The owner of the plastic recycling factory emitting toxic fumes in Frafraha, a suburb in Accra, has stated that he will only move out of the community in a year’s time.
The operations of Mr. Mohammed Habib Tafiru has come under heavy criticisms by residents in the community over what they describe as excessive levels of noise and unbearable fumes from the company.
The residents are also accusing the Environmental Protection Agency (EPA) of compromising on their health after the plastic recycling factory was allowed to operate in the area without permit.
The residents who live near the plastic manufacturing factory at north Frafraha say the toxic fumes from the factory is having a negative impact on their health.
According to the residents, they strain with each breath as they suffer severe headaches, nausea and respiratory problems.
The irate residents are demanding that the factory immediately move out from the area to another location where they will not be affected by its operations.
A year ago, the Accra West Office of the Environmental Protection Agency ordered that the company be relocated after investigations into numerous complaints from residents.
But Mr. Habib Tafiru allegedly defied the order, compelling the EPA to initiate a legal action against him.
Despites the numerous complaints by residents and the legal action from the EPA, Mr. Tafiru in an interview on Morning Starr said he needs between six months to one year to move out from the vicinity.
According to him, relocating from Frafraha involves a lot adding that the residents must be patient and afford him all the time he needs to move out from the area.
“I need between six months to one year to move out from the area,” Mr. Habib told Morning Starr host Francis Abban adding “the time we were given to leave was not the best time.”

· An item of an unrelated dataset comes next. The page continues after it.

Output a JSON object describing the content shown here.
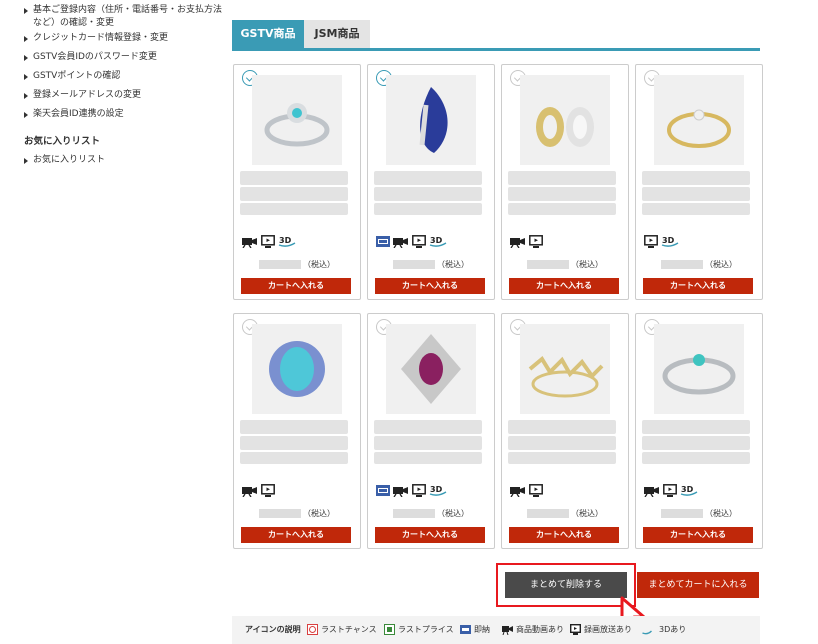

Meanwhile, the EPA’s director for standards compliance and enforcement, Mr. Lambert Faabuelson told Starr News’ Daniel Nii Lartey that the issue has just been brought to his attention adding that his unit will meet and take a decision.

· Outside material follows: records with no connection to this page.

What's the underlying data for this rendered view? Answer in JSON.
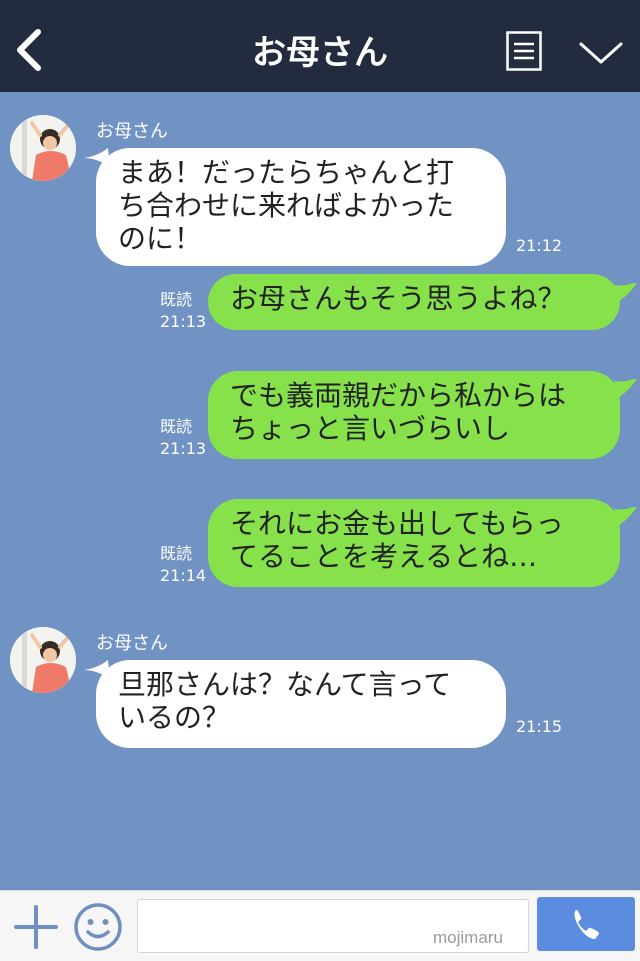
{
  "header": {
    "title": "お母さん",
    "back_icon": "chevron-left-icon",
    "menu_icon": "list-icon",
    "collapse_icon": "chevron-down-icon"
  },
  "messages": [
    {
      "direction": "incoming",
      "sender": "お母さん",
      "lines": [
        "まあ！だったらちゃんと打",
        "ち合わせに来ればよかった",
        "のに！"
      ],
      "time": "21:12"
    },
    {
      "direction": "outgoing",
      "read": "既読",
      "lines": [
        "お母さんもそう思うよね？"
      ],
      "time": "21:13"
    },
    {
      "direction": "outgoing",
      "read": "既読",
      "lines": [
        "でも義両親だから私からは",
        "ちょっと言いづらいし"
      ],
      "time": "21:13"
    },
    {
      "direction": "outgoing",
      "read": "既読",
      "lines": [
        "それにお金も出してもらっ",
        "てることを考えるとね…"
      ],
      "time": "21:14"
    },
    {
      "direction": "incoming",
      "sender": "お母さん",
      "lines": [
        "旦那さんは？なんて言って",
        "いるの？"
      ],
      "time": "21:15"
    }
  ],
  "footer": {
    "plus_icon": "plus-icon",
    "emoji_icon": "smiley-icon",
    "input_value": "",
    "watermark": "mojimaru",
    "call_icon": "phone-icon"
  },
  "colors": {
    "header_bg": "#232b3f",
    "chat_bg": "#7093c4",
    "incoming_bubble": "#ffffff",
    "outgoing_bubble": "#86e14a",
    "call_button": "#5b8ce0"
  }
}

“It was the assembly that gave the permit to the company to build the factory…they didn’t have an approval by the EPA but [they] were in the process of getting the approval when the case was reported. The process was being handled by the Amasaman office,” Mr. Faabuelson said.
Mr. Faabuelson who appeared to be defending the operations of the factory said there is nothing wrong in having a factory in a residential area.
“Who said a factory cannot be located in a residential area. Which law in this country, tell me the law in this country which says that a factory cannot be in a residential area. Other than that most of the businesses will be removed from the system.
“The issue has just been brought to my notice…I will meet my boss…and we will take a decision,” Mr. Faabuelson added.